Looking for an interactive way to teach career education? Organize a career academy! This was part of my short term program a few months ago (other part was going to a trampoline park--I called it "jump into the career academy"). The idea came to me as a way of teaching about career education to my intermediate through high school grades. This was a hands-on experience that taught about different types of careers. Here are some of the careers we had: massage, cake decorating/baking, catering, culinary, therapy dog trainer and mechanics.
I invited several community partners to be with us. Paul Mitchell (the school) came and ran our beauty/handsome school and taught our students about hygiene, styling your hair and how to look your best. I love how their instructors taught our kids! They had them feel their own hair and how to identify their own hair texture. They brought props to help with teaching braiding and products to learn how to use them. I also invited a chef (we met him when I took my students to do hibachi), a catering manager and massage therapists. I love bringing in community partners because of the mutual learning opportunities it provides. Not only do we learn about them but they learn how to work with people with vision impairments. It's such a win, win!!
There are a few tricks of the trade that I want to share when planning your own career academy.
1. Group students--organize them based on skill and maturity. This way the lesson can go at a good pace for all students. It is difficult for the teachers to teach scattered levels of ability in a short amount of time. I did have students that required a slower or more modified pace. They were in the same group in break out sessions and it helped them not feel rushed.
2. Use related service and community partners as instructors--In culinary school I had our professional chef lead but used my OT students to provide support. The combined knowledge was a great skill set for teaching students skills.
3. Look for careers and not just jobs---There is a difference between a job and a career. The focus was to discuss careers. We discussed the type of training, assistive technology needs and realistic opportunities for people with vision impairments. Did you know that massage is a great opportunity for our kids? We discussed how some things that are recreational could be developed into something more (like becoming a therapy dog trainer).
4. KISS--Keep it simple stupid! The lessons were all designed to fit into a 50 minute window. The cooking recipe needed to be something doable but that also really taught skills at the same time. We made chicken fried rice. We used electric skillets, cooked chicken and incorporated frozen veggies and a rice cooker.

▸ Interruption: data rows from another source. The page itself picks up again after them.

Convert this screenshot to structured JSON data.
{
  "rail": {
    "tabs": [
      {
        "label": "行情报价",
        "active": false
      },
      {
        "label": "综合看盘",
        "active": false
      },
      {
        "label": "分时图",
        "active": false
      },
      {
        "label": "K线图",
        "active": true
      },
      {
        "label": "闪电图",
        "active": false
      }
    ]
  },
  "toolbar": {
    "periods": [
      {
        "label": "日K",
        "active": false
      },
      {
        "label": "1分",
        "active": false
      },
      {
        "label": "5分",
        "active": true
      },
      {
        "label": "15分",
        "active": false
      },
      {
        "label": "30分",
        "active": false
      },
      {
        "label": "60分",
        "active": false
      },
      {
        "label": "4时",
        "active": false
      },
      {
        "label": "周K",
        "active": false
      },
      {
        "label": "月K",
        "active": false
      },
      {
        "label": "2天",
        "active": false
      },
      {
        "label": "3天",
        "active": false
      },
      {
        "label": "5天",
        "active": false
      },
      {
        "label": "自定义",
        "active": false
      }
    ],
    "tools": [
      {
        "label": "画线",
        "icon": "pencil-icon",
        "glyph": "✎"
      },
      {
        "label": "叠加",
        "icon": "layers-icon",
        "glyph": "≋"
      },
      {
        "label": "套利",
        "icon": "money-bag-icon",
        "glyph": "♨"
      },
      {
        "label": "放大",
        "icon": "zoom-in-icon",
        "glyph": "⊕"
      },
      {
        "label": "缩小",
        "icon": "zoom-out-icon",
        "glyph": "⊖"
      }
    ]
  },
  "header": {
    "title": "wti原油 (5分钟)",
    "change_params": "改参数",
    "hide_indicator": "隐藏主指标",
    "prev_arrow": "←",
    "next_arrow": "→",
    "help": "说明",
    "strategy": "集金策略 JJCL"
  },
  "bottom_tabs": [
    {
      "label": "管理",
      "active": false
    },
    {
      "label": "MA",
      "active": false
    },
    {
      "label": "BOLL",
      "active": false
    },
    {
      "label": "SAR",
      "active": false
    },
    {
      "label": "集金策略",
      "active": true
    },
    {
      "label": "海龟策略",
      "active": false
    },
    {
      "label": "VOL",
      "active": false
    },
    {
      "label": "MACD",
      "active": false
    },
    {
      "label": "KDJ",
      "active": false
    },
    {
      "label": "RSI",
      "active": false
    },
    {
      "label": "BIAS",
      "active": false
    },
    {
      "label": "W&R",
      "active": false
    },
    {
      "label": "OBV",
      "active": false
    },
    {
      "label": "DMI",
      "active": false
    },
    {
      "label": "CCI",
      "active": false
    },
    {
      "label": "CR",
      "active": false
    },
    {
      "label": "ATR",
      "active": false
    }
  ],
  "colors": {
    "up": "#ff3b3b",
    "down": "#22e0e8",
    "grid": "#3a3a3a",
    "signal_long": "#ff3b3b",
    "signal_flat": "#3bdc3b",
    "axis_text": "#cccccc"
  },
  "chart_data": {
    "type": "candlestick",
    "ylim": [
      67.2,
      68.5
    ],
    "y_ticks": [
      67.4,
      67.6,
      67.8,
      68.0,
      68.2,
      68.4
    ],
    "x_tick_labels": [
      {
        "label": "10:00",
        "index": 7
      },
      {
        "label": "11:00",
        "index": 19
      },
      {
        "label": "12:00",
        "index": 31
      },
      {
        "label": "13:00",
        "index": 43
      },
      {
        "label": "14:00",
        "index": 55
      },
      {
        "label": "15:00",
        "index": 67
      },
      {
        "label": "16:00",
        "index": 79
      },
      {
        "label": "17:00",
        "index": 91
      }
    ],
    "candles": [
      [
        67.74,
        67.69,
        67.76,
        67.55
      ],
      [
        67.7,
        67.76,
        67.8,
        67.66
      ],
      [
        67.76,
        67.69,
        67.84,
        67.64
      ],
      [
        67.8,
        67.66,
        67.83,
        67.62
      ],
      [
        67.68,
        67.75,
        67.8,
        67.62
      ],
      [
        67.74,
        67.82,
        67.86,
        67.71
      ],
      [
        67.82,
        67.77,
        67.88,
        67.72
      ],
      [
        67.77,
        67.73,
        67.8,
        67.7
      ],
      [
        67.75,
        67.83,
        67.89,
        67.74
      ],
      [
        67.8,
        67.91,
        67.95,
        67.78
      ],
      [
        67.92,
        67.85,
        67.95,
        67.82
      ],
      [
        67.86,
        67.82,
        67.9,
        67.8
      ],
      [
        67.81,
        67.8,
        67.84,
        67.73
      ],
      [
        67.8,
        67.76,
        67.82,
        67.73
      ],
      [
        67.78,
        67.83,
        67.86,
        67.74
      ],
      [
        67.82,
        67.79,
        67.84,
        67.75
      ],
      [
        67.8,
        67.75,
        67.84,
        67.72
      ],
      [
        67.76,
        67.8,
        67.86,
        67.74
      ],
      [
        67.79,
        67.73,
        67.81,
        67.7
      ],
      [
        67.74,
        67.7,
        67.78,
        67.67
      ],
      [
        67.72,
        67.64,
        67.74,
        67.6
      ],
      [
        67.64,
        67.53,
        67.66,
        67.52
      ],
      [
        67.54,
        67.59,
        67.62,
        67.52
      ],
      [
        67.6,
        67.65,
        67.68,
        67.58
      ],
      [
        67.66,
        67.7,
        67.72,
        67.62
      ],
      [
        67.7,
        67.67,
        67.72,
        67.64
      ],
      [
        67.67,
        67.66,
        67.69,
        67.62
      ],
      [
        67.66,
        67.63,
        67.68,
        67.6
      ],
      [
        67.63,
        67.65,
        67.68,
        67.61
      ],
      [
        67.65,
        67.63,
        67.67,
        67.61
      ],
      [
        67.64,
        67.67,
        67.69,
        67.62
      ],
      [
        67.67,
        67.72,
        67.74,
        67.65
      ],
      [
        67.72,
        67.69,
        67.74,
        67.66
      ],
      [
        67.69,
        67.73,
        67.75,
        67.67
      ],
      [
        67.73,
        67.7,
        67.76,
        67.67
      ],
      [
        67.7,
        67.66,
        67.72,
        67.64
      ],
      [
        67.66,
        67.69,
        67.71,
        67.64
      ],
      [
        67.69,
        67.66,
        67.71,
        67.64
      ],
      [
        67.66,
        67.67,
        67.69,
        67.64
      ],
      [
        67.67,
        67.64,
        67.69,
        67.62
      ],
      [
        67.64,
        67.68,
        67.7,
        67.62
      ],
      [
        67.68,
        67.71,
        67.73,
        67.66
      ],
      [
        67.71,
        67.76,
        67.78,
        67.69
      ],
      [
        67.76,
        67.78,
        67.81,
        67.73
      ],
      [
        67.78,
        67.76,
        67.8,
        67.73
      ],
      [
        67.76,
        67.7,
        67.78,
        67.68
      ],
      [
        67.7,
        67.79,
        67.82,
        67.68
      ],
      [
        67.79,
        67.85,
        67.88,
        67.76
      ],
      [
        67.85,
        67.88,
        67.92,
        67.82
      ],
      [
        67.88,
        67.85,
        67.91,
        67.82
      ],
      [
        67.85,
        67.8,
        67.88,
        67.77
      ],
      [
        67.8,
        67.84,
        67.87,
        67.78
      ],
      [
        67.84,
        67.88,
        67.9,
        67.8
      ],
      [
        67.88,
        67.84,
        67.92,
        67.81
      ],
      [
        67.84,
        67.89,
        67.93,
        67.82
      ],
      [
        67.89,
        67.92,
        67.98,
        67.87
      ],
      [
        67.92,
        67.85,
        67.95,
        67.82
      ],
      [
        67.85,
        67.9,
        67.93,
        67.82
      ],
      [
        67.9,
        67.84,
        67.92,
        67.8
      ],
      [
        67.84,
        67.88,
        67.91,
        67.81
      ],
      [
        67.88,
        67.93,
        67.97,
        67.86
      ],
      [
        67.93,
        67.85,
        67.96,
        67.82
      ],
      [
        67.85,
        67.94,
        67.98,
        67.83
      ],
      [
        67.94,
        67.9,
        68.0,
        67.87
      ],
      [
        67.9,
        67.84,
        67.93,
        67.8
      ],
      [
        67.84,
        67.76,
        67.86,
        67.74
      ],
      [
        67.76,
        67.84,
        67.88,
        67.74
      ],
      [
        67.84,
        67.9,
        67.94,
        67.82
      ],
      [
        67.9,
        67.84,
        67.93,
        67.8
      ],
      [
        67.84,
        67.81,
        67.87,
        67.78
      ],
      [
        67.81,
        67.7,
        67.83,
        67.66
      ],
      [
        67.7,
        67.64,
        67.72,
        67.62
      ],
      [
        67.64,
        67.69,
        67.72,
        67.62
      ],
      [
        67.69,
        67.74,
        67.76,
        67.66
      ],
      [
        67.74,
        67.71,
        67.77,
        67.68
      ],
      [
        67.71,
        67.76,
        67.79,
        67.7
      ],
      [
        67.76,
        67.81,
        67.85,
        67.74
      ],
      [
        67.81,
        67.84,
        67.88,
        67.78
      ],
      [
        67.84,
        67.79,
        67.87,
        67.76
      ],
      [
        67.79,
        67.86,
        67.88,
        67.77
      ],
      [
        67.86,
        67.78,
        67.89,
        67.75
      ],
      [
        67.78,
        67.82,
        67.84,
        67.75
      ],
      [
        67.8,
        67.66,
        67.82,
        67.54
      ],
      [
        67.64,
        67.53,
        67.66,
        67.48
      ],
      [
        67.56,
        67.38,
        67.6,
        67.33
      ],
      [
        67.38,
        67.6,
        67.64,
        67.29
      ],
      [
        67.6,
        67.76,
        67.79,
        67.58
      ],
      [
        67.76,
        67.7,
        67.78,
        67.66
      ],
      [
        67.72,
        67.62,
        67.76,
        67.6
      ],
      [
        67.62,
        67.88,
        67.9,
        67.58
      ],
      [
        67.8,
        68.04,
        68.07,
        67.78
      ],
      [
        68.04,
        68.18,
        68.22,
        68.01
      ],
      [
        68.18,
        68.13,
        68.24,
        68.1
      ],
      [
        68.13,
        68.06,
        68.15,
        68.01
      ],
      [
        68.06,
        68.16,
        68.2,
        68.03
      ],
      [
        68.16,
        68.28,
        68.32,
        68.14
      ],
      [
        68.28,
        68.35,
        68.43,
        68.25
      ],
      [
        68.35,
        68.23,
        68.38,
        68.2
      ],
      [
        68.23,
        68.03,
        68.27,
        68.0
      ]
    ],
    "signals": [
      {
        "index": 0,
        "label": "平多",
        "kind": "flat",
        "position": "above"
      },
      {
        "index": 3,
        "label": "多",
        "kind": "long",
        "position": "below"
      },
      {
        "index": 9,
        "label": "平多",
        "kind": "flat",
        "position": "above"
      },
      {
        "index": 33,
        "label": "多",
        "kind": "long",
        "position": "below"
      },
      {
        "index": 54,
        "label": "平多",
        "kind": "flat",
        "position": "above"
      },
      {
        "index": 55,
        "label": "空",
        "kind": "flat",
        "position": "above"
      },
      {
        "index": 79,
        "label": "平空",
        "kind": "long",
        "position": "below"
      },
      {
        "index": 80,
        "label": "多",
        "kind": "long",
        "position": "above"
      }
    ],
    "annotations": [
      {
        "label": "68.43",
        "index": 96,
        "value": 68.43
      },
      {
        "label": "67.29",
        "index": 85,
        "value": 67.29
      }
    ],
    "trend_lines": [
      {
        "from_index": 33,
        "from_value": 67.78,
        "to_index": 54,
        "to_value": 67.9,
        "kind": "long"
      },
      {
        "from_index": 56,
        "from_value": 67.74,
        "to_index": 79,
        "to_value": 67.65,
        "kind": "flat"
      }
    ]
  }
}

5. Think outside of the box--I invited some mechanics to come and teach our kids about auto mechanics because usually our kids get passed by about learning about this topic. Students learned how to identify all four tires, remove a flat tire (and fix it) and learn about what happens under the hood. Naturally there are things that may be beyond what our kids can do (simply because of the vision required) but we should still "fill them in" so they can have the understanding. I also invited a cake decorator to come and teach our kids how to cake decorate. We brainstormed awesome ways for our kids (including those with no vision) how to make beautiful cakes.
Students learned how to remove and fix a flat tire.
Our cake decorator instructor had the brilliant idea to use cookie cutters to teach design. Students placed the cookie cutter on their cake and used it to follow the "pattern".
We learned all about massage and the different types of massage that can be offered.
The day went by fast and crazy but all students had a great time. We were able to have a follow up Q&A with all our instructors and students were able to take home projects and tip sheets.
Can you identify all the nine areas of the ECC that we covered today? We hit on all of them in a meaningful way.
My follow up activity will be taking the students off campus to the actual locations. We have been fortunate enough to have our community partners stay on as mentors. Our catering manager has volunteered to be our catering mentor for our campus transition students that are now running their own catering business. Our mentor gives our students feedback and training. This is valuable because it develops their skill set and even provides an opportunity for some to apply to work at a Paradise Bakery or Panera in their catering department. I'll write up our part two as soon as we have it!